EXERCISE INSTRUCTIONS: From the entries that follow, copy each line in which "icon" appears.

Source data:
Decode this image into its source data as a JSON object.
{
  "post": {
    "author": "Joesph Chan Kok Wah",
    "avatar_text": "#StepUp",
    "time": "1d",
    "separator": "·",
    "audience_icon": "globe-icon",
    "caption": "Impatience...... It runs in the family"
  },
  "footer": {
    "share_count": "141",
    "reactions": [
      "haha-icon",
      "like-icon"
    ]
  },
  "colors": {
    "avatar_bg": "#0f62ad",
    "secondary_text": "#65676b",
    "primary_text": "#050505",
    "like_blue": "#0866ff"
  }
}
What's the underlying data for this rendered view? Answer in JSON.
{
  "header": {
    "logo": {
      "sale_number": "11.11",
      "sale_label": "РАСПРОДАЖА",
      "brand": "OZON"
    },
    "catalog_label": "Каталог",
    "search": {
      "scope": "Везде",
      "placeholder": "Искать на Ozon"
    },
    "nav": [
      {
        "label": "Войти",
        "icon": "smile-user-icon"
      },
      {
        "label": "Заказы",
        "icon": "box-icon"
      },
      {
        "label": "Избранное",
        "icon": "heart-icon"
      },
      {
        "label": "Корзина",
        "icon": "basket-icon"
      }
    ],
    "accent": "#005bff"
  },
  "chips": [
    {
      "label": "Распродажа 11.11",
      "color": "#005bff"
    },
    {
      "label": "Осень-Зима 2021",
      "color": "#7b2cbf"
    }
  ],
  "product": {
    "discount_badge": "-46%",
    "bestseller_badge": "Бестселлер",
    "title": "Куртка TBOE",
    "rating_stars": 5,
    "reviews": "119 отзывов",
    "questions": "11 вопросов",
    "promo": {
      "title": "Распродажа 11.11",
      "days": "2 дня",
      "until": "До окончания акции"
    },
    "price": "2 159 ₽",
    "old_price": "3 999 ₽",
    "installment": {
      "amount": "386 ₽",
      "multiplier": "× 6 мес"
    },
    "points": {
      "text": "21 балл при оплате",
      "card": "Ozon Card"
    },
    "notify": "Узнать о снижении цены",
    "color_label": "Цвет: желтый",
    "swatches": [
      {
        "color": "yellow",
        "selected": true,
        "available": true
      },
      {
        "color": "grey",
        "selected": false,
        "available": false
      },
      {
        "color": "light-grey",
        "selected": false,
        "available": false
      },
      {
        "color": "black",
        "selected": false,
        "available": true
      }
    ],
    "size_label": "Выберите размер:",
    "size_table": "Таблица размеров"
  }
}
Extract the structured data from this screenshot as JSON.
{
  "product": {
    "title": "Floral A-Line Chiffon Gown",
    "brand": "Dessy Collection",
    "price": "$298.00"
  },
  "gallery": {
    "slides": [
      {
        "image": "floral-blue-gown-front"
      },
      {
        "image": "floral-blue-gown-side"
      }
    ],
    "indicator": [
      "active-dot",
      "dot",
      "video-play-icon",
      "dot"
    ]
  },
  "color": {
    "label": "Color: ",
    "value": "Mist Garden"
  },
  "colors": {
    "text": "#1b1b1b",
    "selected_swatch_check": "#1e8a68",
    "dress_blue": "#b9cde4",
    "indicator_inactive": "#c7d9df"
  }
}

EXPECTED ANSWER:
    "audience_icon": "globe-icon",
      "haha-icon",
      "like-icon"
        "icon": "smile-user-icon"
        "icon": "box-icon"
        "icon": "heart-icon"
        "icon": "basket-icon"
      "video-play-icon",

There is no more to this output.